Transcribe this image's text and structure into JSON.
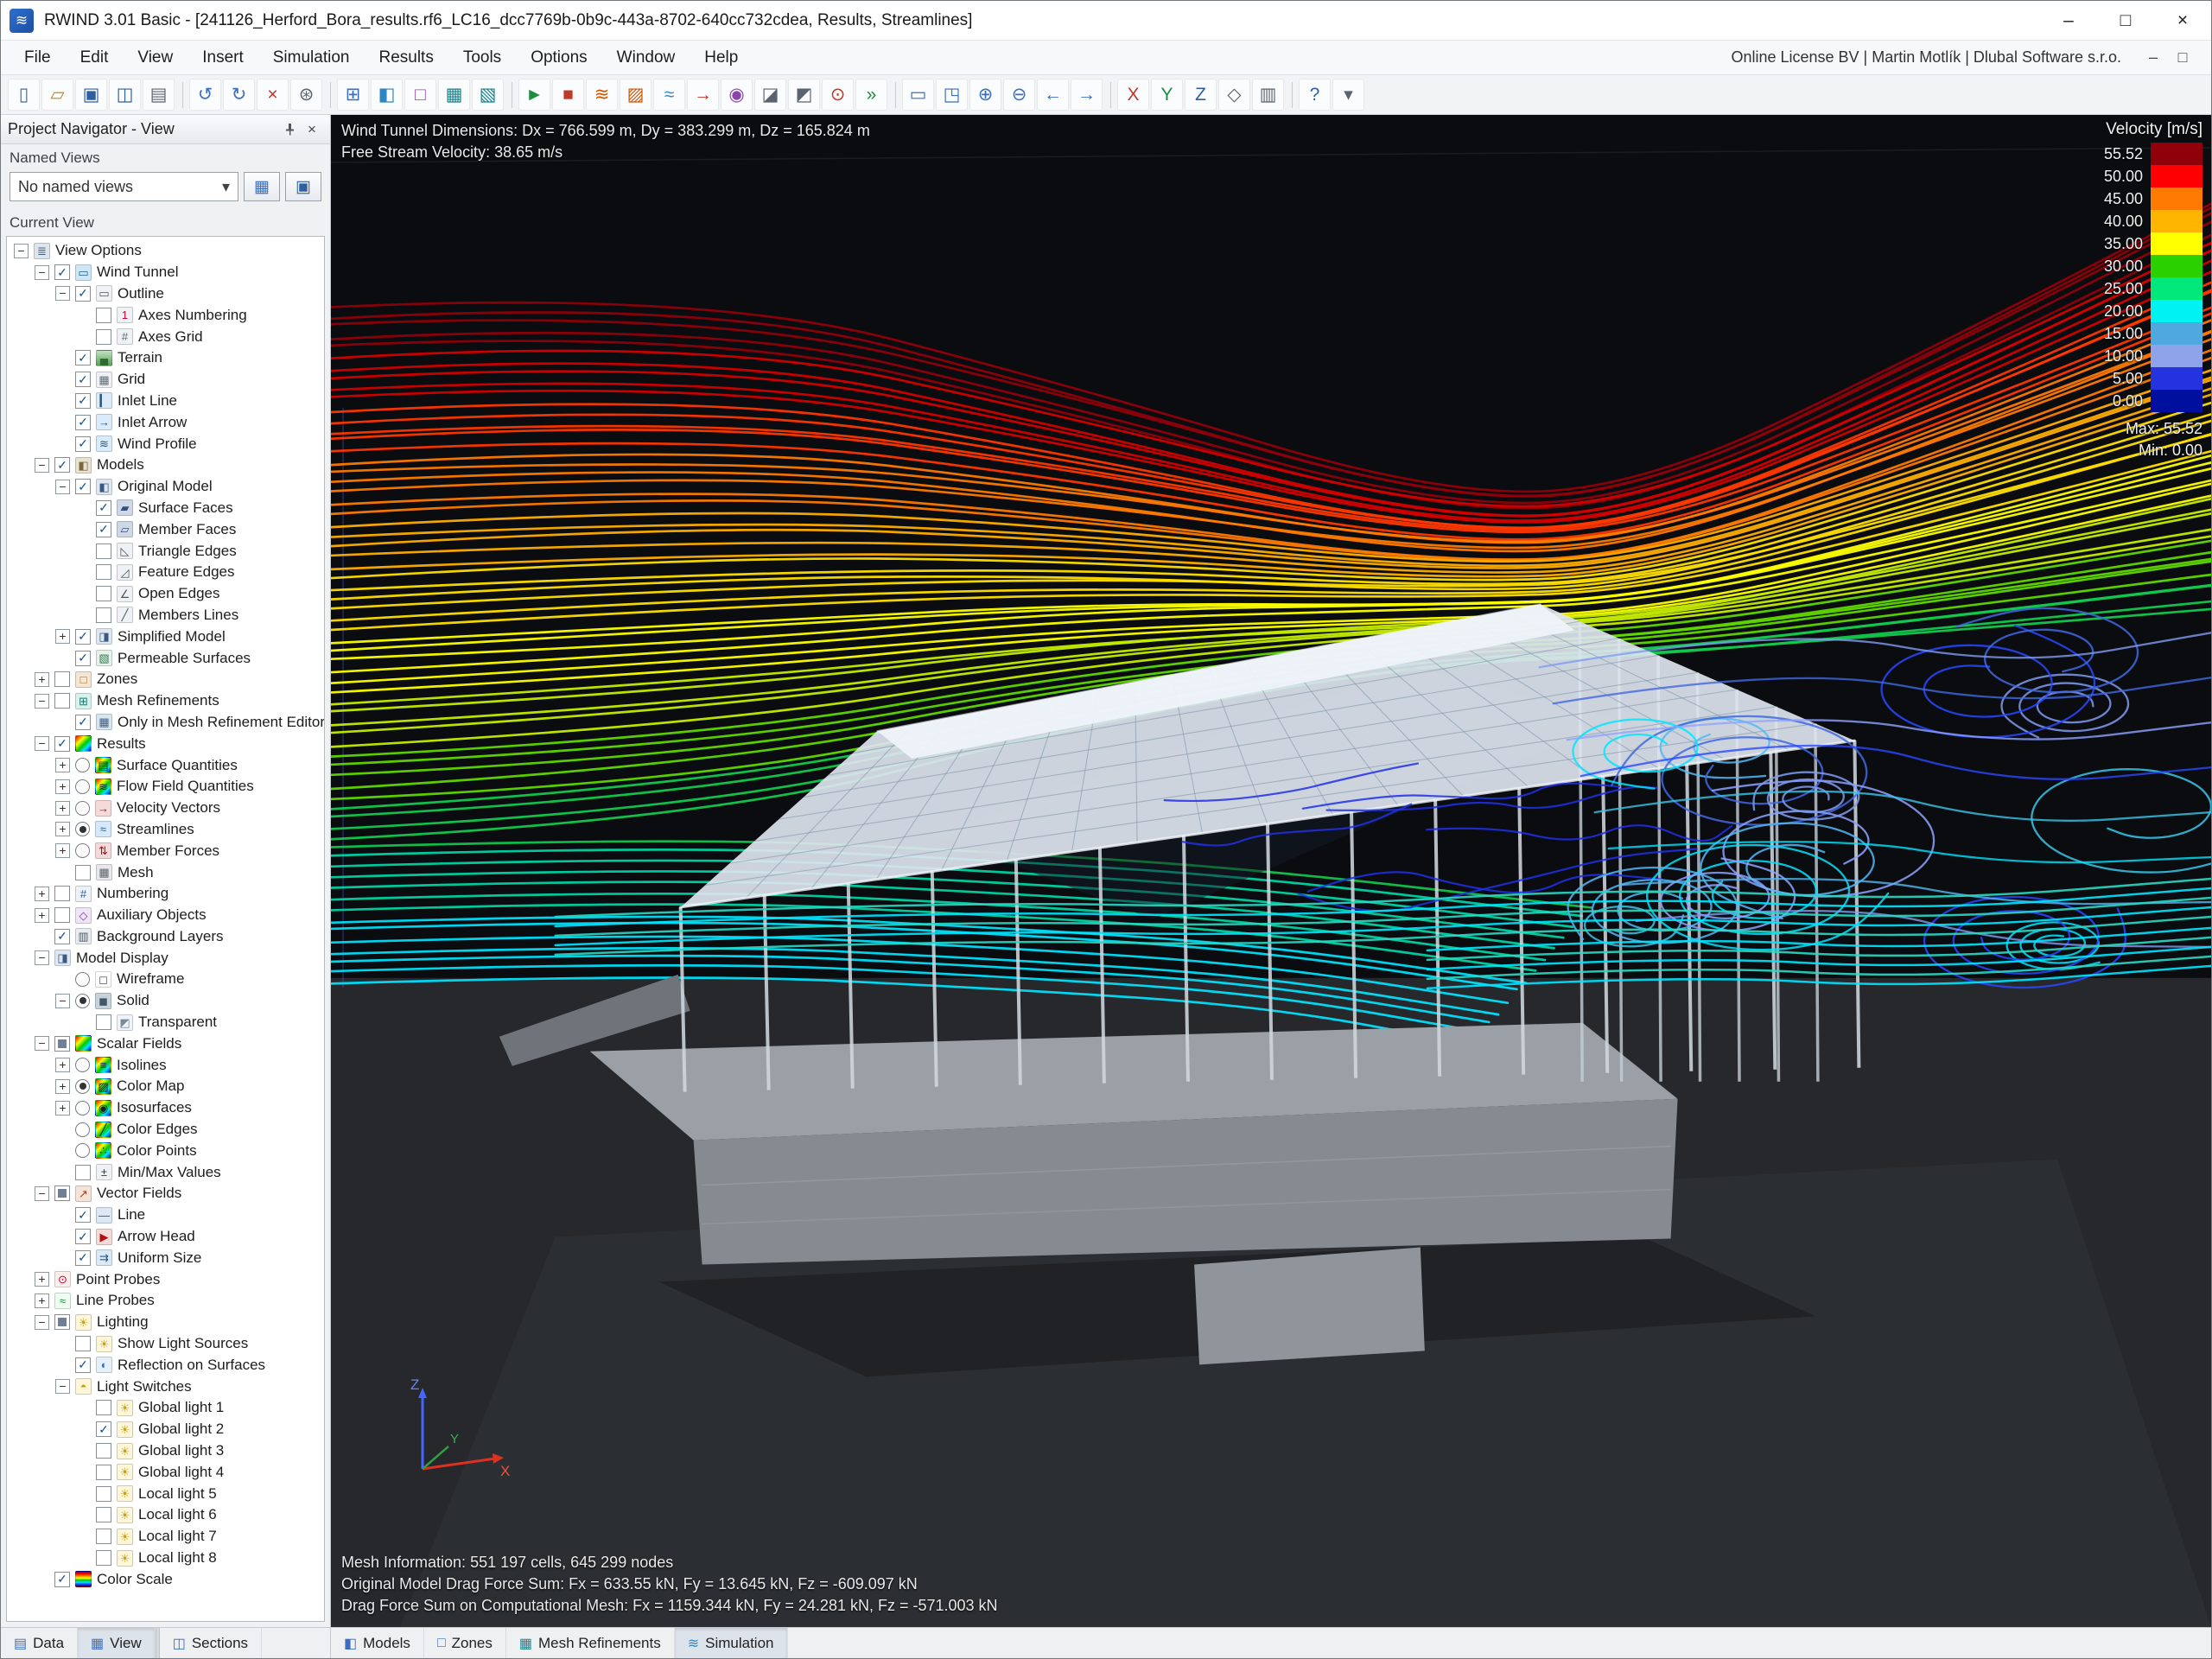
{
  "window": {
    "title": "RWIND 3.01 Basic - [241126_Herford_Bora_results.rf6_LC16_dcc7769b-0b9c-443a-8702-640cc732cdea, Results, Streamlines]",
    "buttons": [
      {
        "name": "minimize-button",
        "glyph": "–"
      },
      {
        "name": "maximize-button",
        "glyph": "□"
      },
      {
        "name": "close-button",
        "glyph": "×"
      }
    ]
  },
  "menu": {
    "items": [
      "File",
      "Edit",
      "View",
      "Insert",
      "Simulation",
      "Results",
      "Tools",
      "Options",
      "Window",
      "Help"
    ],
    "right_text": "Online License BV | Martin Motlík | Dlubal Software s.r.o.",
    "mdi_buttons": [
      {
        "name": "mdi-minimize-button",
        "glyph": "–"
      },
      {
        "name": "mdi-restore-button",
        "glyph": "□"
      }
    ]
  },
  "toolbar": {
    "items": [
      {
        "name": "new",
        "glyph": "▯",
        "color": "#4f6b8f"
      },
      {
        "name": "open",
        "glyph": "▱",
        "color": "#c08a1a"
      },
      {
        "name": "save",
        "glyph": "▣",
        "color": "#2f5fa3"
      },
      {
        "name": "save-all",
        "glyph": "◫",
        "color": "#2f5fa3"
      },
      {
        "name": "print",
        "glyph": "▤",
        "color": "#5a6470"
      },
      {
        "sep": true
      },
      {
        "name": "undo",
        "glyph": "↺",
        "color": "#3a6fbf"
      },
      {
        "name": "redo",
        "glyph": "↻",
        "color": "#3a6fbf"
      },
      {
        "name": "delete",
        "glyph": "×",
        "color": "#c0392b"
      },
      {
        "name": "settings",
        "glyph": "⊛",
        "color": "#5a6470"
      },
      {
        "sep": true
      },
      {
        "name": "tables",
        "glyph": "⊞",
        "color": "#3a6fbf"
      },
      {
        "name": "wind-tunnel",
        "glyph": "◧",
        "color": "#2e86c1"
      },
      {
        "name": "zones",
        "glyph": "□",
        "color": "#8e44ad"
      },
      {
        "name": "mesh",
        "glyph": "▦",
        "color": "#16808c"
      },
      {
        "name": "mesh-settings",
        "glyph": "▧",
        "color": "#16808c"
      },
      {
        "sep": true
      },
      {
        "name": "start-simulation",
        "glyph": "►",
        "color": "#1e8e3e"
      },
      {
        "name": "stop-simulation",
        "glyph": "■",
        "color": "#c0392b"
      },
      {
        "name": "results",
        "glyph": "≋",
        "color": "#d35400"
      },
      {
        "name": "surface-results",
        "glyph": "▨",
        "color": "#d35400"
      },
      {
        "name": "streamlines",
        "glyph": "≈",
        "color": "#2e86c1"
      },
      {
        "name": "velocity-vectors",
        "glyph": "→",
        "color": "#c0392b"
      },
      {
        "name": "isosurfaces",
        "glyph": "◉",
        "color": "#8e44ad"
      },
      {
        "name": "clipping-plane",
        "glyph": "◪",
        "color": "#5a6470"
      },
      {
        "name": "section-plane",
        "glyph": "◩",
        "color": "#5a6470"
      },
      {
        "name": "probe",
        "glyph": "⊙",
        "color": "#c0392b"
      },
      {
        "name": "animation",
        "glyph": "»",
        "color": "#1e8e3e"
      },
      {
        "sep": true
      },
      {
        "name": "zoom-all",
        "glyph": "▭",
        "color": "#3a6fbf"
      },
      {
        "name": "zoom-window",
        "glyph": "◳",
        "color": "#3a6fbf"
      },
      {
        "name": "zoom-in",
        "glyph": "⊕",
        "color": "#3a6fbf"
      },
      {
        "name": "zoom-out",
        "glyph": "⊖",
        "color": "#3a6fbf"
      },
      {
        "name": "previous-view",
        "glyph": "←",
        "color": "#3a6fbf"
      },
      {
        "name": "next-view",
        "glyph": "→",
        "color": "#3a6fbf"
      },
      {
        "sep": true
      },
      {
        "name": "view-x",
        "glyph": "X",
        "color": "#c0392b"
      },
      {
        "name": "view-y",
        "glyph": "Y",
        "color": "#1e8e3e"
      },
      {
        "name": "view-z",
        "glyph": "Z",
        "color": "#2f5fa3"
      },
      {
        "name": "isometric-view",
        "glyph": "◇",
        "color": "#5a6470"
      },
      {
        "name": "fullscreen",
        "glyph": "▥",
        "color": "#5a6470"
      },
      {
        "sep": true
      },
      {
        "name": "help",
        "glyph": "?",
        "color": "#2f5fa3"
      },
      {
        "name": "toolbar-overflow",
        "glyph": "▾",
        "color": "#5a6470"
      }
    ]
  },
  "navigator": {
    "title": "Project Navigator - View",
    "named_views_label": "Named Views",
    "named_views_value": "No named views",
    "current_view_label": "Current View",
    "tree": [
      {
        "label": "View Options",
        "depth": 0,
        "expand": "-",
        "icon": "view-options-icon"
      },
      {
        "label": "Wind Tunnel",
        "depth": 1,
        "expand": "-",
        "ctrl": "check",
        "state": true,
        "icon": "wind-tunnel-icon"
      },
      {
        "label": "Outline",
        "depth": 2,
        "expand": "-",
        "ctrl": "check",
        "state": true,
        "icon": "outline-icon"
      },
      {
        "label": "Axes Numbering",
        "depth": 3,
        "ctrl": "check",
        "state": false,
        "icon": "axes-numbering-icon"
      },
      {
        "label": "Axes Grid",
        "depth": 3,
        "ctrl": "check",
        "state": false,
        "icon": "axes-grid-icon"
      },
      {
        "label": "Terrain",
        "depth": 2,
        "ctrl": "check",
        "state": true,
        "icon": "terrain-icon"
      },
      {
        "label": "Grid",
        "depth": 2,
        "ctrl": "check",
        "state": true,
        "icon": "grid-icon"
      },
      {
        "label": "Inlet Line",
        "depth": 2,
        "ctrl": "check",
        "state": true,
        "icon": "inlet-line-icon"
      },
      {
        "label": "Inlet Arrow",
        "depth": 2,
        "ctrl": "check",
        "state": true,
        "icon": "inlet-arrow-icon"
      },
      {
        "label": "Wind Profile",
        "depth": 2,
        "ctrl": "check",
        "state": true,
        "icon": "wind-profile-icon"
      },
      {
        "label": "Models",
        "depth": 1,
        "expand": "-",
        "ctrl": "check",
        "state": true,
        "icon": "models-icon"
      },
      {
        "label": "Original Model",
        "depth": 2,
        "expand": "-",
        "ctrl": "check",
        "state": true,
        "icon": "original-model-icon"
      },
      {
        "label": "Surface Faces",
        "depth": 3,
        "ctrl": "check",
        "state": true,
        "icon": "surface-faces-icon"
      },
      {
        "label": "Member Faces",
        "depth": 3,
        "ctrl": "check",
        "state": true,
        "icon": "member-faces-icon"
      },
      {
        "label": "Triangle Edges",
        "depth": 3,
        "ctrl": "check",
        "state": false,
        "icon": "triangle-edges-icon"
      },
      {
        "label": "Feature Edges",
        "depth": 3,
        "ctrl": "check",
        "state": false,
        "icon": "feature-edges-icon"
      },
      {
        "label": "Open Edges",
        "depth": 3,
        "ctrl": "check",
        "state": false,
        "icon": "open-edges-icon"
      },
      {
        "label": "Members Lines",
        "depth": 3,
        "ctrl": "check",
        "state": false,
        "icon": "members-lines-icon"
      },
      {
        "label": "Simplified Model",
        "depth": 2,
        "expand": "+",
        "ctrl": "check",
        "state": true,
        "icon": "simplified-model-icon"
      },
      {
        "label": "Permeable Surfaces",
        "depth": 2,
        "ctrl": "check",
        "state": true,
        "icon": "permeable-surfaces-icon"
      },
      {
        "label": "Zones",
        "depth": 1,
        "expand": "+",
        "ctrl": "check",
        "state": false,
        "icon": "zones-icon"
      },
      {
        "label": "Mesh Refinements",
        "depth": 1,
        "expand": "-",
        "ctrl": "check",
        "state": false,
        "icon": "mesh-refinements-icon"
      },
      {
        "label": "Only in Mesh Refinement Editor",
        "depth": 2,
        "ctrl": "check",
        "state": true,
        "icon": "mesh-editor-icon"
      },
      {
        "label": "Results",
        "depth": 1,
        "expand": "-",
        "ctrl": "check",
        "state": true,
        "icon": "results-icon"
      },
      {
        "label": "Surface Quantities",
        "depth": 2,
        "expand": "+",
        "ctrl": "radio",
        "state": false,
        "icon": "surface-quantities-icon"
      },
      {
        "label": "Flow Field Quantities",
        "depth": 2,
        "expand": "+",
        "ctrl": "radio",
        "state": false,
        "icon": "flow-field-icon"
      },
      {
        "label": "Velocity Vectors",
        "depth": 2,
        "expand": "+",
        "ctrl": "radio",
        "state": false,
        "icon": "velocity-vectors-icon"
      },
      {
        "label": "Streamlines",
        "depth": 2,
        "expand": "+",
        "ctrl": "radio",
        "state": true,
        "icon": "streamlines-icon"
      },
      {
        "label": "Member Forces",
        "depth": 2,
        "expand": "+",
        "ctrl": "radio",
        "state": false,
        "icon": "member-forces-icon"
      },
      {
        "label": "Mesh",
        "depth": 2,
        "ctrl": "check",
        "state": false,
        "icon": "mesh-icon"
      },
      {
        "label": "Numbering",
        "depth": 1,
        "expand": "+",
        "ctrl": "check",
        "state": false,
        "icon": "numbering-icon"
      },
      {
        "label": "Auxiliary Objects",
        "depth": 1,
        "expand": "+",
        "ctrl": "check",
        "state": false,
        "icon": "auxiliary-objects-icon"
      },
      {
        "label": "Background Layers",
        "depth": 1,
        "ctrl": "check",
        "state": true,
        "icon": "background-layers-icon"
      },
      {
        "label": "Model Display",
        "depth": 1,
        "expand": "-",
        "icon": "model-display-icon"
      },
      {
        "label": "Wireframe",
        "depth": 2,
        "ctrl": "radio",
        "state": false,
        "icon": "wireframe-icon"
      },
      {
        "label": "Solid",
        "depth": 2,
        "expand": "-",
        "ctrl": "radio",
        "state": true,
        "icon": "solid-icon"
      },
      {
        "label": "Transparent",
        "depth": 3,
        "ctrl": "check",
        "state": false,
        "icon": "transparent-icon"
      },
      {
        "label": "Scalar Fields",
        "depth": 1,
        "expand": "-",
        "ctrl": "check",
        "state": "partial",
        "icon": "scalar-fields-icon"
      },
      {
        "label": "Isolines",
        "depth": 2,
        "expand": "+",
        "ctrl": "radio",
        "state": false,
        "icon": "isolines-icon"
      },
      {
        "label": "Color Map",
        "depth": 2,
        "expand": "+",
        "ctrl": "radio",
        "state": true,
        "icon": "color-map-icon"
      },
      {
        "label": "Isosurfaces",
        "depth": 2,
        "expand": "+",
        "ctrl": "radio",
        "state": false,
        "icon": "isosurfaces-icon"
      },
      {
        "label": "Color Edges",
        "depth": 2,
        "ctrl": "radio",
        "state": false,
        "icon": "color-edges-icon"
      },
      {
        "label": "Color Points",
        "depth": 2,
        "ctrl": "radio",
        "state": false,
        "icon": "color-points-icon"
      },
      {
        "label": "Min/Max Values",
        "depth": 2,
        "ctrl": "check",
        "state": false,
        "icon": "minmax-values-icon"
      },
      {
        "label": "Vector Fields",
        "depth": 1,
        "expand": "-",
        "ctrl": "check",
        "state": "partial",
        "icon": "vector-fields-icon"
      },
      {
        "label": "Line",
        "depth": 2,
        "ctrl": "check",
        "state": true,
        "icon": "line-icon"
      },
      {
        "label": "Arrow Head",
        "depth": 2,
        "ctrl": "check",
        "state": true,
        "icon": "arrow-head-icon"
      },
      {
        "label": "Uniform Size",
        "depth": 2,
        "ctrl": "check",
        "state": true,
        "icon": "uniform-size-icon"
      },
      {
        "label": "Point Probes",
        "depth": 1,
        "expand": "+",
        "icon": "point-probes-icon"
      },
      {
        "label": "Line Probes",
        "depth": 1,
        "expand": "+",
        "icon": "line-probes-icon"
      },
      {
        "label": "Lighting",
        "depth": 1,
        "expand": "-",
        "ctrl": "check",
        "state": "partial",
        "icon": "lighting-icon"
      },
      {
        "label": "Show Light Sources",
        "depth": 2,
        "ctrl": "check",
        "state": false,
        "icon": "show-light-sources-icon"
      },
      {
        "label": "Reflection on Surfaces",
        "depth": 2,
        "ctrl": "check",
        "state": true,
        "icon": "reflection-icon"
      },
      {
        "label": "Light Switches",
        "depth": 2,
        "expand": "-",
        "icon": "light-switches-icon"
      },
      {
        "label": "Global light 1",
        "depth": 3,
        "ctrl": "check",
        "state": false,
        "icon": "light-icon"
      },
      {
        "label": "Global light 2",
        "depth": 3,
        "ctrl": "check",
        "state": true,
        "icon": "light-icon"
      },
      {
        "label": "Global light 3",
        "depth": 3,
        "ctrl": "check",
        "state": false,
        "icon": "light-icon"
      },
      {
        "label": "Global light 4",
        "depth": 3,
        "ctrl": "check",
        "state": false,
        "icon": "light-icon"
      },
      {
        "label": "Local light 5",
        "depth": 3,
        "ctrl": "check",
        "state": false,
        "icon": "light-icon"
      },
      {
        "label": "Local light 6",
        "depth": 3,
        "ctrl": "check",
        "state": false,
        "icon": "light-icon"
      },
      {
        "label": "Local light 7",
        "depth": 3,
        "ctrl": "check",
        "state": false,
        "icon": "light-icon"
      },
      {
        "label": "Local light 8",
        "depth": 3,
        "ctrl": "check",
        "state": false,
        "icon": "light-icon"
      },
      {
        "label": "Color Scale",
        "depth": 1,
        "ctrl": "check",
        "state": true,
        "icon": "color-scale-icon"
      }
    ]
  },
  "viewport": {
    "top_lines": [
      "Wind Tunnel Dimensions: Dx = 766.599 m, Dy = 383.299 m, Dz = 165.824 m",
      "Free Stream Velocity: 38.65 m/s"
    ],
    "bottom_lines": [
      "Mesh Information: 551 197 cells, 645 299 nodes",
      "Original Model Drag Force Sum: Fx = 633.55 kN, Fy = 13.645 kN, Fz = -609.097 kN",
      "Drag Force Sum on Computational Mesh: Fx = 1159.344 kN, Fy = 24.281 kN, Fz = -571.003 kN"
    ],
    "axes": {
      "x": "X",
      "y": "Y",
      "z": "Z"
    }
  },
  "legend": {
    "title": "Velocity [m/s]",
    "entries": [
      {
        "value": "55.52",
        "color": "#8f000a"
      },
      {
        "value": "50.00",
        "color": "#fe0002"
      },
      {
        "value": "45.00",
        "color": "#ff7a00"
      },
      {
        "value": "40.00",
        "color": "#ffb400"
      },
      {
        "value": "35.00",
        "color": "#ffff00"
      },
      {
        "value": "30.00",
        "color": "#2bd000"
      },
      {
        "value": "25.00",
        "color": "#00e87a"
      },
      {
        "value": "20.00",
        "color": "#00f2f2"
      },
      {
        "value": "15.00",
        "color": "#4fa8e0"
      },
      {
        "value": "10.00",
        "color": "#8fa3ea"
      },
      {
        "value": "5.00",
        "color": "#2433dd"
      },
      {
        "value": "0.00",
        "color": "#000f9e"
      }
    ],
    "max_label": "Max: 55.52",
    "min_label": "Min: 0.00"
  },
  "statusbar": {
    "left_tabs": [
      {
        "name": "tab-data",
        "label": "Data",
        "icon_glyph": "▤",
        "icon_color": "#3a6fbf"
      },
      {
        "name": "tab-view",
        "label": "View",
        "active": true,
        "icon_glyph": "▦",
        "icon_color": "#3a6fbf"
      },
      {
        "divider": true
      },
      {
        "name": "tab-sections",
        "label": "Sections",
        "icon_glyph": "◫",
        "icon_color": "#3a6fbf"
      }
    ],
    "main_tabs": [
      {
        "name": "tab-models",
        "label": "Models",
        "icon_glyph": "◧",
        "icon_color": "#3a6fbf"
      },
      {
        "name": "tab-zones",
        "label": "Zones",
        "icon_glyph": "□",
        "icon_color": "#3a6fbf"
      },
      {
        "name": "tab-mesh-refinements",
        "label": "Mesh Refinements",
        "icon_glyph": "▦",
        "icon_color": "#16808c"
      },
      {
        "name": "tab-simulation",
        "label": "Simulation",
        "active": true,
        "icon_glyph": "≋",
        "icon_color": "#2e86c1"
      }
    ]
  }
}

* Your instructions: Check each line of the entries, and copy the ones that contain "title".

* Response:
    "title": "RWIND 3.01 Basic - [241126_Herford_Bora_results.rf6_LC16_dcc7769b-0b9c-443a-8702-640cc732cdea, Results, Streamlines]",
    "title": "Project Navigator - View",
    "title": "Velocity [m/s]",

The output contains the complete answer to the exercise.